Every so often a programmer runs into something where the documentation seems horribly unclear to the point of being downright unhelpful. When I started to write Cocoa apps, this seemed to be the case a lot. As I got used to how Cocoa does things, the gaps went away, since I was getting better at realizing how object oriented classes work and the way that Cocoa does things.Today I had that same problem, and it seems non-obvious enough that I thought I’d write up an entry about what I was doing, how I did it, and what I think the documentation could cover better.
I’m working on a drag and drop template editor for Stone Hill Invoicer. Having a highly configurable table view for itemized lists of products is quite important. I wanted to allow the user to resize and drag columns around, so writing a custom table control was going to be bad idea, especially when NSTableView supports pretty much everything I need it to do natively.
I’ve created a subclass of NSView which handles dragging resizing. Within this view, I position the control which I want the user to be able to manipulate. The parent view handles resizing it and keeping it updated.When the user drags the line ‘Default Table’ from the source list of my template editor to the editing canvas, a new CHTableView is instantiated where they drop it. It worked great, except that the table didn’t have headers showing.In Interface Builder, there’s a checkbox to display column headers in the views you create. Checking through the NSTableView class, there’s no method to set if headers are visible or not. NSTableView.h also doesn’t seem to contain any flags about if they’re shown or not.Reading the documentation soon shows that there’s an NSTableHeaderView which contains all the header cells. You can set a new header view with no problem. But it still won’t show up if you simply initWithFrame: an NSTableView in an NSView.
It turns out that the NSTableView doesn’t draw the header. The header is actually drawn by the NSScrollView which contains the NSTableView. I found this referenced at toodarkpark.net under the ‘Auxiliary Components’ section. The Apple developer pages don’t seem to contain this information.
NSScrollView queries any document view it’s given for the cornerView and headerView methods, and if the document view responds and returns objects for them, the NSScrollView automatically tiles them along with its scrollers and the document view.
Now that I know the answer, I found this fairly quickly in the “Table View Programming Guide”.
A table view is usually displayed together with a corner view and header view inside a scroll view (NSScrollView) object. The default corner view is a simple view object that fills in the corner above the vertical scroller. The header view is usually an instance of NSTableHeaderView that draws the column headers and handles column selection, rearranging, and resizing.
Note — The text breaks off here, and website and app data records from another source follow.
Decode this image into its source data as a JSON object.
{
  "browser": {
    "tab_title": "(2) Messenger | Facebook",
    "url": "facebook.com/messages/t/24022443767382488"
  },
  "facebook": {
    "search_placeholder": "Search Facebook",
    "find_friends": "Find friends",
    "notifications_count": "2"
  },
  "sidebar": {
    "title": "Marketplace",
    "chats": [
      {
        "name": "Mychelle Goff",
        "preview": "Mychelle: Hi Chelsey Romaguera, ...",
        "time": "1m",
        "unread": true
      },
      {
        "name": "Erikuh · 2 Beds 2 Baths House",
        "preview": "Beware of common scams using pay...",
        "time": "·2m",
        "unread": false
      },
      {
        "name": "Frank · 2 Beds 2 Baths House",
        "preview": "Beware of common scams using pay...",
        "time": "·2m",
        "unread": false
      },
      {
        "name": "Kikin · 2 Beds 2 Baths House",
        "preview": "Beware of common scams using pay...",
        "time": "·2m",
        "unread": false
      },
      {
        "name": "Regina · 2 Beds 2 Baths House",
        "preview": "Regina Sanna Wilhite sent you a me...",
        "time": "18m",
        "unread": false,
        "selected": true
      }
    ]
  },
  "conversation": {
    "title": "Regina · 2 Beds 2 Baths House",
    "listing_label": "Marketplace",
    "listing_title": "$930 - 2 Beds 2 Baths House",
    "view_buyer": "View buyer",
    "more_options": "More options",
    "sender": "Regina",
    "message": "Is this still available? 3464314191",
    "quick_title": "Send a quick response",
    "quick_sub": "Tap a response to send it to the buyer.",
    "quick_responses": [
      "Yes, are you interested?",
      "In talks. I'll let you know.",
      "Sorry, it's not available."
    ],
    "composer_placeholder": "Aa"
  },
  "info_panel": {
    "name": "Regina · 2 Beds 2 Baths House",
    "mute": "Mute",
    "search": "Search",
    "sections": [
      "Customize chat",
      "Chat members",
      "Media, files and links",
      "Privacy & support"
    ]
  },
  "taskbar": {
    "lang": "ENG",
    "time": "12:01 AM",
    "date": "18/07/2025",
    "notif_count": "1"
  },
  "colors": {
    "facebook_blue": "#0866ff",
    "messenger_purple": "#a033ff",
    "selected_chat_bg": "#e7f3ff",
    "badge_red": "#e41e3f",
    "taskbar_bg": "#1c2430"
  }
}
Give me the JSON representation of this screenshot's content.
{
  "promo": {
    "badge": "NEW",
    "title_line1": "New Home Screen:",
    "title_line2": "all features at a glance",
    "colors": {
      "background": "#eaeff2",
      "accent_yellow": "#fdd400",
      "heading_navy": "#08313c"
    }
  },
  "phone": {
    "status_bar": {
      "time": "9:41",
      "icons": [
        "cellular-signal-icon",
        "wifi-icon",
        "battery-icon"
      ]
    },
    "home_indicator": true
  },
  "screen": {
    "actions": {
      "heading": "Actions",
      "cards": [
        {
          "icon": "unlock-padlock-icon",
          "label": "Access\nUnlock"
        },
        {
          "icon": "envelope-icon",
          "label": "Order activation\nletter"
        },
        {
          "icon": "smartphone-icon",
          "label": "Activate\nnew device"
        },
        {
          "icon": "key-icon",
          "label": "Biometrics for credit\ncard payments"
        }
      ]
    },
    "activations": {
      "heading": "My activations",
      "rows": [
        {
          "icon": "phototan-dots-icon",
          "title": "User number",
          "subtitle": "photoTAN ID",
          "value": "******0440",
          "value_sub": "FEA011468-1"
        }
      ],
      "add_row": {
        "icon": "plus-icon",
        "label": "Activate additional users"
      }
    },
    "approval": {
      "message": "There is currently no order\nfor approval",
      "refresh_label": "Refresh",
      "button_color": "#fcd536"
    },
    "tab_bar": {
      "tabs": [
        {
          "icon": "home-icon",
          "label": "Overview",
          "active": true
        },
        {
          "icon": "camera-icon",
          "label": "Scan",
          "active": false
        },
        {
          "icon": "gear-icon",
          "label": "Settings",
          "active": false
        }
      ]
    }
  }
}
If a table view is enclosed by a scroll view, the table view is the document view of the scroll view object.You can replace the default corner view and header view of a table with custom views if you want. For example, you might replace the corner view with a button that sorts the table contents using the selected column. To replace the views, you use the setCornerView: and setHeaderView: methods of NSTableView. During window layout, the scroll view retrieves your custom views using the cornerView and headerView methods of NSTableView and tiles them along with the scrollers and document view.
So what’d I do? I just made my custom view a subclass of NSScrollView instead of NSView.
Edit: I decided that since the NSTableView was completely filling the subclass and covering up my resize handles, I should just add the headerView of the table view as another subview of my subclass. This works just as well, but you do have to adjust its origin because NSScrollView uses flipped coordinates
How The Documentation Could Improve
In reading the documentation, I had been under the impression that the NSTableHeaderView was displayed within the NSTableView. Given the class naming, this seems like a logical assumption.I think it’d do a lot towards making this more understandable if Apple took the line:
A table view is usually displayed together with a corner view and header view inside a scroll view (NSScrollView) object.
and replaced it with
A table view is usually displayed with it’s corner view and header view as subviews of a scroll view (NSScrollView) object. A table view does not display it’s corner and header views itself.
I hate it when I fight with code for a day and then have to feel really silly afterwards.